Herbrand structures play an important role in the foundations of logic programming.^{[1]}

## Herbrand universe

### Definition

The *Herbrand universe* serves as the universe in the *Herbrand structure*.

(1) The *Herbrand universe* of a first-order language *L*^{σ}, is the set of all ground terms of *L*^{σ}. If the language has no constants, then the language is extended by adding an arbitrary new constant.

- The Herbrand universe is countably infinite if σ is countable and a function symbol of arity greater than 0 exists.
- In the context of first-order languages we also speak simply of the
*Herbrand universe*of the vocabulary σ.

(2) The *Herbrand universe* of a closed formula in Skolem normal form *F*, is the set of all terms without variables, that can be constructed using the function symbols and constants of *F*. If *F* has no constants, then *F* is extended by adding an arbitrary new constant.

- This second definition is important in the context of computational resolution.

### Example

Let *L*^{σ} be a first-order language with the vocabulary

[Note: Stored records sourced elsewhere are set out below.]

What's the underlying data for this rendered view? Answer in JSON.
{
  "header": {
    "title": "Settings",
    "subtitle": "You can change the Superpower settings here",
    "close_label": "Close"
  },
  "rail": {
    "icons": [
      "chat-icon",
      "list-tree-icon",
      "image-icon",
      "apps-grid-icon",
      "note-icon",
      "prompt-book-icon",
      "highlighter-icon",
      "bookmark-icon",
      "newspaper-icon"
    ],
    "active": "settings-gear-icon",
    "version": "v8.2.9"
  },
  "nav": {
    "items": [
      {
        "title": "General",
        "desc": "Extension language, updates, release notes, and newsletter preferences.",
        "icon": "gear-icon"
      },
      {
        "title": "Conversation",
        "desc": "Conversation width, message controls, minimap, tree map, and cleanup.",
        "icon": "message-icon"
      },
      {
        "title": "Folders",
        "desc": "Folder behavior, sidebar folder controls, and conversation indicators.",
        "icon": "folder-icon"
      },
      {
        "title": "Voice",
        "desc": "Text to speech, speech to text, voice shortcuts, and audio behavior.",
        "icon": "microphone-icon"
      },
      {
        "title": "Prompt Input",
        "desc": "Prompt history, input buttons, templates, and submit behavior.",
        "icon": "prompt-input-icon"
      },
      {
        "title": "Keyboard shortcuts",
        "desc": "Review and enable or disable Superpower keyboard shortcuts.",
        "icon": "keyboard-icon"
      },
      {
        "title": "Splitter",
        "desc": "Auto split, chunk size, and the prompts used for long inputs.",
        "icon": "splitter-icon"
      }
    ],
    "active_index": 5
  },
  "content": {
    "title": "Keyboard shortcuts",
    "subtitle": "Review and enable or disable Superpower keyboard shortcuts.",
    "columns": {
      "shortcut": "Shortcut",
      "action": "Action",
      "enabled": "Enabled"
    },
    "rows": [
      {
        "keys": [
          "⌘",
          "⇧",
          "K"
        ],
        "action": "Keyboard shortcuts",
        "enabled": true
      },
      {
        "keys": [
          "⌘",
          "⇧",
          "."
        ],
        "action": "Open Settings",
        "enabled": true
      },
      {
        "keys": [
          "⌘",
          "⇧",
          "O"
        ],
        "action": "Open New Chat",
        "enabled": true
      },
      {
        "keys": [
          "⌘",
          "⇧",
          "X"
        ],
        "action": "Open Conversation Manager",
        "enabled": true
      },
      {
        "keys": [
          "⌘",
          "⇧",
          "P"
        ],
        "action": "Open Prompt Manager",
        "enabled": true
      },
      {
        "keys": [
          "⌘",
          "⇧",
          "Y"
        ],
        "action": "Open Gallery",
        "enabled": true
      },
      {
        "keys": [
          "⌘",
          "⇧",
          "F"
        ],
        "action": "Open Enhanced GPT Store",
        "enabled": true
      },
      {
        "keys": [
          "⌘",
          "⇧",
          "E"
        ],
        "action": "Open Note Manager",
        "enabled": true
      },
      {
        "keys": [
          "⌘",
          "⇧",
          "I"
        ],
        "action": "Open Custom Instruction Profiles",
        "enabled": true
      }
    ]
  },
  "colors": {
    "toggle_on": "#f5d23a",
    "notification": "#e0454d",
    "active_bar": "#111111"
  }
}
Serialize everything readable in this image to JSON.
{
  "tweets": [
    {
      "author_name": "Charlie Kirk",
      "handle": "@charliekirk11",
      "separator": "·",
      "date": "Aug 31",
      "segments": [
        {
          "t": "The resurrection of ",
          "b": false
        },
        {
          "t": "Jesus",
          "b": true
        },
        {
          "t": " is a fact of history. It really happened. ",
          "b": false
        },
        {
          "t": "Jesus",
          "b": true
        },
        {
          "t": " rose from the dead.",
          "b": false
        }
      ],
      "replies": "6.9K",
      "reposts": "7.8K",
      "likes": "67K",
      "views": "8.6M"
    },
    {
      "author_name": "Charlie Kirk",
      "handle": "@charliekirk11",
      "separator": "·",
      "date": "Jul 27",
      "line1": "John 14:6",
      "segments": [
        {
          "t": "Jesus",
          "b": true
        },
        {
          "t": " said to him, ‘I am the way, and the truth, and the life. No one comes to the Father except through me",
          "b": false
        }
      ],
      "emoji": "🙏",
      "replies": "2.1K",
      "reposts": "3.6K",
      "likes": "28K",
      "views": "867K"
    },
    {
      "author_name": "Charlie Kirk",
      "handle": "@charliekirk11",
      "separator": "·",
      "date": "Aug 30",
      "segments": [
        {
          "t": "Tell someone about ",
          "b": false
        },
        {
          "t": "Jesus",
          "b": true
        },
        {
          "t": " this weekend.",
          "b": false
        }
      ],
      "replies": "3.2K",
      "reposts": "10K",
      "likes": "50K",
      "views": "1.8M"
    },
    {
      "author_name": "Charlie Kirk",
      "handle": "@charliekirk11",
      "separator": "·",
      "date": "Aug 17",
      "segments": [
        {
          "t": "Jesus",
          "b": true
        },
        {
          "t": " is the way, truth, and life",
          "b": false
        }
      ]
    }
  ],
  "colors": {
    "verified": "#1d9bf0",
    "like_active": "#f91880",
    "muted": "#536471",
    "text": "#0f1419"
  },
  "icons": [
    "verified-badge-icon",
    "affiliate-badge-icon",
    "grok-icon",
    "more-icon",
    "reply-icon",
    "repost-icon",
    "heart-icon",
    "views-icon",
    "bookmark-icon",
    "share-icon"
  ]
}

- constant symbols:
*c* - function symbols:
*f*(.),*g*(.)

then the Herbrand universe of *L*^{σ} (or σ) is {*c*, *f*(*c*), *g*(*c*), *f*(*f*(*c*)), *f*(*g*(*c*)), *g*(*f*(*c*)), *g*(*g*(*c*)), ...}.

Notice that the relation symbols are not relevant for a Herbrand universe.

## Herbrand structure

A *Herbrand structure* interprets terms on top of a *Herbrand universe*.

### Definition

Let *S* be a structure, with vocabulary σ and universe *U*. Let *T* be the set of all terms over σ and *T*_{0} be the subset of all variable-free terms. *S* is said to be a *Herbrand structure* iff

*U*=*T*_{0}*f*^{ S}(*t*_{1}, ...,*t*_{n}) =*f*(*t*_{1}, ...,*t*_{n}) for every*n*-ary function symbol*f*∈ σ and*t*_{1}, ...,*t*_{n}∈*T*_{0}*c*^{S}=*c*for every constant*c*in σ

### Remarks

*U*is the Herbrand universe of σ.- A Herbrand structure that is a model of a theory
*T*, is called the*Herbrand model*of*T*.

### Examples

For a constant symbol *c* and a unary function symbol *f*(.) we have the following interpretation:

*U*= {*c*,*fc*,*ffc*,*fffc*, ...}*fc*→*fc*,*ffc*→*ffc*, ...*c*→*c*

## Herbrand base

In addition to the universe, defined in *Herbrand universe*, and the term denotations, defined in *Herbrand structure*, the *Herbrand base* completes the interpretation by denoting the relation symbols.

### Definition

A *Herbrand base* is the set of all ground atoms of whose argument terms are the Herbrand universe.

### Examples

For a binary relation symbol *R*, we get with the terms from above:

{*R*(*c*, *c*), *R*(*fc*, *c*), *R*(*c*, *fc*), *R*(*fc*, *fc*), *R*(*ffc*, *c*), ...}

## See also

## Notes

## References

- Ebbinghaus, Heinz-Dieter; Flum, Jörg; Thomas, Wolfgang (1996).
*Mathematical Logic*. Springer. ISBN 978-0387942582. CS1 maint: discouraged parameter (link)